[AVAILABLE DATA — start]

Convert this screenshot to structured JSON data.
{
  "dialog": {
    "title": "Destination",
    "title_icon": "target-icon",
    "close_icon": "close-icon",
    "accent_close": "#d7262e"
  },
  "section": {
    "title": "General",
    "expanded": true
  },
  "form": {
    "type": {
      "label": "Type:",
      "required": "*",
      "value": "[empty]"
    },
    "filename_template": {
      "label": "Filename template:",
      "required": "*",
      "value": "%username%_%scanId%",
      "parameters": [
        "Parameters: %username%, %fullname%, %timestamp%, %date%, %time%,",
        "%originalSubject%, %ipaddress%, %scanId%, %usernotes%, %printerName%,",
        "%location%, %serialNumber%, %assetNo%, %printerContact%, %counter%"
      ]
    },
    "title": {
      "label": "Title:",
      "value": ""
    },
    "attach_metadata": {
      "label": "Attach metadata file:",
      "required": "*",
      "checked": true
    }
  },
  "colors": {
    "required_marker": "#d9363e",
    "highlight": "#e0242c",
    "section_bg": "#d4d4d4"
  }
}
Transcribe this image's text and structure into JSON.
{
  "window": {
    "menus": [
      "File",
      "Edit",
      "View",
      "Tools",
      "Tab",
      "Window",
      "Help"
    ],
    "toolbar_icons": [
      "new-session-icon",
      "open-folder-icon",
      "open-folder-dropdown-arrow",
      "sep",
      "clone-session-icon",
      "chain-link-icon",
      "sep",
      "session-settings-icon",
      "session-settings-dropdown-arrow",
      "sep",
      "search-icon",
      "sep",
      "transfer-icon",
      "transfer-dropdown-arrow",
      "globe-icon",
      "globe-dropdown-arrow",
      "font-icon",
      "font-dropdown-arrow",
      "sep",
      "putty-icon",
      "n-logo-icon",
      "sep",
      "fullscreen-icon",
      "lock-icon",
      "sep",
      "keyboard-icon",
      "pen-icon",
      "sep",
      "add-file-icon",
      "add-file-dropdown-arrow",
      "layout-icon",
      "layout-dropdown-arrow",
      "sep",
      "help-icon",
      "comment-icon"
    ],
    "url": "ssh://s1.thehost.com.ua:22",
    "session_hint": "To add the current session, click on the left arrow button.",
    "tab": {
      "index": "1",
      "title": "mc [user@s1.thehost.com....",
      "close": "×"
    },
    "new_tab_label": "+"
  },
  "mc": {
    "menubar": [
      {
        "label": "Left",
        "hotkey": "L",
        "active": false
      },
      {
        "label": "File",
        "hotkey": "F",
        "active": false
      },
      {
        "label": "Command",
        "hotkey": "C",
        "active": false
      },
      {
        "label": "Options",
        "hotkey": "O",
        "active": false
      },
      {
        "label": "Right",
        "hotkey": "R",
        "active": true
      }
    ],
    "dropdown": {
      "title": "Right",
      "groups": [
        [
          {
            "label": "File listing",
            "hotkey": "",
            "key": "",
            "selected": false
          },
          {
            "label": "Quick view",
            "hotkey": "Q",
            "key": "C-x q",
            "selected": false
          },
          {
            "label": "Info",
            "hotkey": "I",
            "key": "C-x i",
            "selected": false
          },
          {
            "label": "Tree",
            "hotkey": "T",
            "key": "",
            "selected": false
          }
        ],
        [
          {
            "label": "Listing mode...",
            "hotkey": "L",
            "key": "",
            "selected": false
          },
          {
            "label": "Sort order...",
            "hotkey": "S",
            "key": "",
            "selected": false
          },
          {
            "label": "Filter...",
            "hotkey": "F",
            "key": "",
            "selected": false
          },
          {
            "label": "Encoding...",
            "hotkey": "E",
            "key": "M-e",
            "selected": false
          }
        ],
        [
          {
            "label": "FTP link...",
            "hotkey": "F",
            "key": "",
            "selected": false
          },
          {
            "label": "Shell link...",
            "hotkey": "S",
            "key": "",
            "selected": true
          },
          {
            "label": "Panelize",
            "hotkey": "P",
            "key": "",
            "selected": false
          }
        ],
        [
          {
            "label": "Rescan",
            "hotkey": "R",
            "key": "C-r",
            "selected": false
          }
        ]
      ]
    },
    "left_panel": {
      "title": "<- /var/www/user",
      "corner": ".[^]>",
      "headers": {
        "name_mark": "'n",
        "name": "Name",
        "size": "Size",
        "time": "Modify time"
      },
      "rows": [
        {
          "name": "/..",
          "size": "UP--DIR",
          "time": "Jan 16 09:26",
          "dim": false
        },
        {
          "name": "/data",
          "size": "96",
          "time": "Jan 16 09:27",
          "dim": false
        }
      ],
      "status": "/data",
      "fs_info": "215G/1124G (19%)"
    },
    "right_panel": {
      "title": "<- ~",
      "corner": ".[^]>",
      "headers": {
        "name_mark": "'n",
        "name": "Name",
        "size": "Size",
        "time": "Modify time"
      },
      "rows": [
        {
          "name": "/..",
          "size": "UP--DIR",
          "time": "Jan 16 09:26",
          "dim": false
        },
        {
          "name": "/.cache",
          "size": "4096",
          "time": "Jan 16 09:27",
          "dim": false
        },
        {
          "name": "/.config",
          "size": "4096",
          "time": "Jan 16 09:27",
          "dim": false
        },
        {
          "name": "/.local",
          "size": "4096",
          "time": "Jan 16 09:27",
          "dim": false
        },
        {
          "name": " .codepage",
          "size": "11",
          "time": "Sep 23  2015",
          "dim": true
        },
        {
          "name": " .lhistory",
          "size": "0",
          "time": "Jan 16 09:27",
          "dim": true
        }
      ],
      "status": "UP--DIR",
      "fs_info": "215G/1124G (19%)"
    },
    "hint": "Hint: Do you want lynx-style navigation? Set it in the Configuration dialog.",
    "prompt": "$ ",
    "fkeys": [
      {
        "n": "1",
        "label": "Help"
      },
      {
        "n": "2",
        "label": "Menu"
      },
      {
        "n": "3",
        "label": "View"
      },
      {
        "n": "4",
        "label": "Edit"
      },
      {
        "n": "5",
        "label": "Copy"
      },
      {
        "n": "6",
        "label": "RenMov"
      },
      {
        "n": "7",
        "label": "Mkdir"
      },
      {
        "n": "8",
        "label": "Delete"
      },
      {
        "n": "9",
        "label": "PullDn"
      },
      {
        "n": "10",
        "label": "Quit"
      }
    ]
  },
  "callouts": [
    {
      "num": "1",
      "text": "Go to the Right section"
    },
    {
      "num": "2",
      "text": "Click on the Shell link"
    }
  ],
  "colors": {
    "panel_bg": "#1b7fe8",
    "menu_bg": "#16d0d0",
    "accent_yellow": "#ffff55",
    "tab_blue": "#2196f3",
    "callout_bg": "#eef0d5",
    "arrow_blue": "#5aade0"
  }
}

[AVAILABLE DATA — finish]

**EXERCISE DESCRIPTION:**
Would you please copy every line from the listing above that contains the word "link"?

**EXERCISE OUTPUT:**
      "chain-link-icon",
            "label": "FTP link...",
            "label": "Shell link...",
      "text": "Click on the Shell link"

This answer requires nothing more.